3:30-4:00 pm CEST

Rinaldo M. Colombo, University of Brescia

A NonLocal Epidemic Model with Age Structure, Space Dependence and Quarantine


Simple assumptions on the spreading of a Covid-19 like virus lead to state a new epidemic model. Based on a nonlocal integrodifferential equation, it is able to capture key features of the current pandemic. While we leave the analytic well posedness theory to a future study, here we present numerical integrations reproducing qualitative patterns that have been observed in the last weeks. Within this new framework, various optimal control problems can be stated, possibly suggesting optimal health policies.

Joint work with M. Garavello, F. Marcellini, E. Rossi

4:00-4:30 pm CEST

Swapnil Mishra, Imperial College, London

Estimating the number of infections and the impact of non-pharmaceutical interventions on COVID-19


Following the emergence of a novel coronavirus (SARS-CoV-2) and its spread outside of China, Europe has experienced large epidemics. In response, many European countries have implemented unprecedented non-pharmaceutical interventions including case isolation, the closure of schools and universities, banning of mass gatherings and/or public events, and most recently, wide-scale social distancing including local and national lockdowns.

In this talk we describe a semi-mechanistic Bayesian hierarchical model that infers the impact of these interventions and estimates the number of infections over time. We estimate parameters jointly for all countries in a single hierarchical model. Inference is performed in the probabilistic programming language Stan using an adaptive Hamiltonian Monte Carlo (HMC) sampler.

Host: Katerina Kaouri, Cardiff University

Moderators: Poul Hjorth, Technical University of Denmark & Miguel Bustamante, University College Dublin

Organizing Committee

Adérito Araújo, University of Coimbra

Chris Budd, University of Bath

Miguel Bustamante, University College Dublin

Aviv Gibali, ORT Braude College

Poul Hjorth, Technical University of Denmark

Dietmar Homberg, WIAS Berlin

Katerina Kaouri, Cardiff University

Natasa Krejic, University of Novi Sad

Alessandra Micheletti, Università degli Studi di Milano

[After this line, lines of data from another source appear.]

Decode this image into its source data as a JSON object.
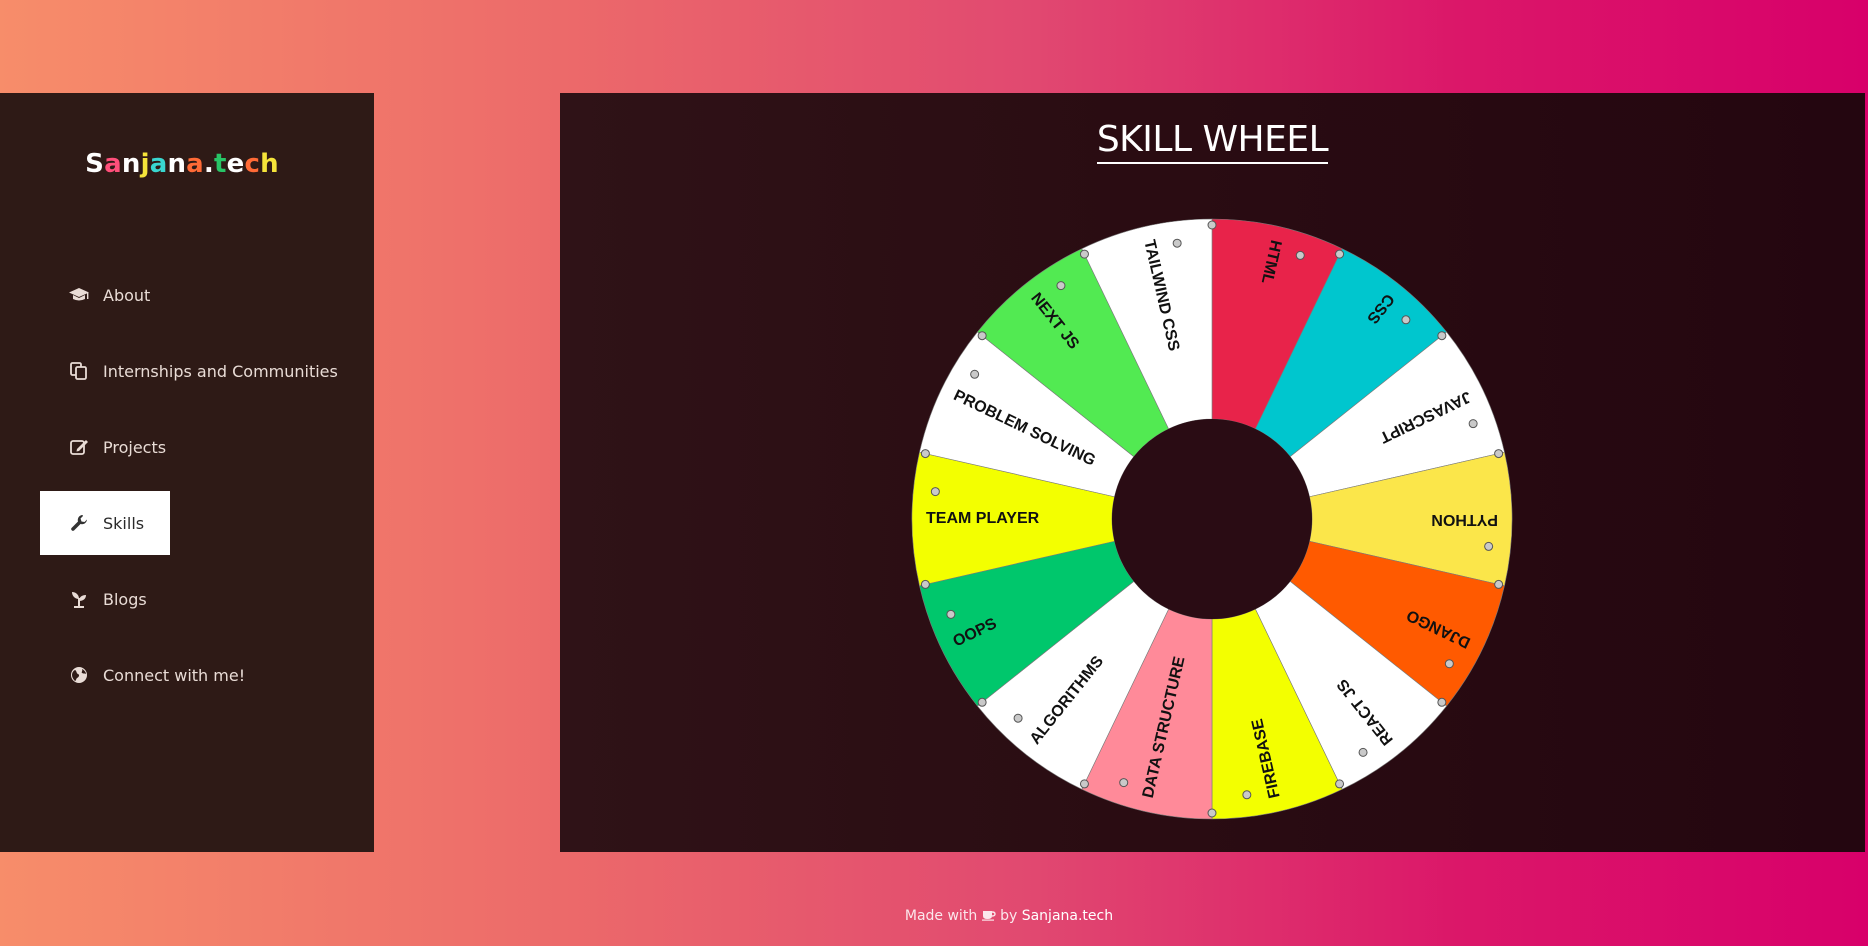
{
  "logo": {
    "letters": [
      {
        "ch": "S",
        "color": "#ffffff"
      },
      {
        "ch": "a",
        "color": "#ff4f7a"
      },
      {
        "ch": "n",
        "color": "#ffffff"
      },
      {
        "ch": "j",
        "color": "#f5e43a"
      },
      {
        "ch": "a",
        "color": "#39d7d0"
      },
      {
        "ch": "n",
        "color": "#ffffff"
      },
      {
        "ch": "a",
        "color": "#ff6a36"
      },
      {
        "ch": ".",
        "color": "#ffffff"
      },
      {
        "ch": "t",
        "color": "#28c466"
      },
      {
        "ch": "e",
        "color": "#ffffff"
      },
      {
        "ch": "c",
        "color": "#ff6a36"
      },
      {
        "ch": "h",
        "color": "#f5e43a"
      }
    ]
  },
  "nav": {
    "items": [
      {
        "label": "About",
        "icon": "graduation-cap-icon"
      },
      {
        "label": "Internships and Communities",
        "icon": "copy-icon"
      },
      {
        "label": "Projects",
        "icon": "edit-icon"
      },
      {
        "label": "Skills",
        "icon": "wrench-icon"
      },
      {
        "label": "Blogs",
        "icon": "seedling-icon"
      },
      {
        "label": "Connect with me!",
        "icon": "globe-icon"
      }
    ],
    "active_index": 3
  },
  "wheel": {
    "title": "SKILL WHEEL",
    "segments": [
      {
        "label": "HTML",
        "color": "#e8234a"
      },
      {
        "label": "CSS",
        "color": "#00c6ce"
      },
      {
        "label": "JAVASCRIPT",
        "color": "#ffffff"
      },
      {
        "label": "PYTHON",
        "color": "#fbe64a"
      },
      {
        "label": "DJANGO",
        "color": "#ff5a00"
      },
      {
        "label": "REACT JS",
        "color": "#ffffff"
      },
      {
        "label": "FIREBASE",
        "color": "#f3ff00"
      },
      {
        "label": "DATA STRUCTURE",
        "color": "#ff8a99"
      },
      {
        "label": "ALGORITHMS",
        "color": "#ffffff"
      },
      {
        "label": "OOPS",
        "color": "#00c76c"
      },
      {
        "label": "TEAM PLAYER",
        "color": "#f3ff00"
      },
      {
        "label": "PROBLEM SOLVING",
        "color": "#ffffff"
      },
      {
        "label": "NEXT JS",
        "color": "#52ea52"
      },
      {
        "label": "TAILWIND CSS",
        "color": "#ffffff"
      }
    ]
  },
  "footer": {
    "prefix": "Made with",
    "icon": "coffee-icon",
    "by": "by",
    "brand": "Sanjana.tech"
  }
}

Tim Myers, Centre de Recerca Matematica (Barcelona)

Elena Vázquez Cendón, University of Santiago de Compostela

Scientific secretariat and contact

Roberto Zuffada, Università degli Studi di Milano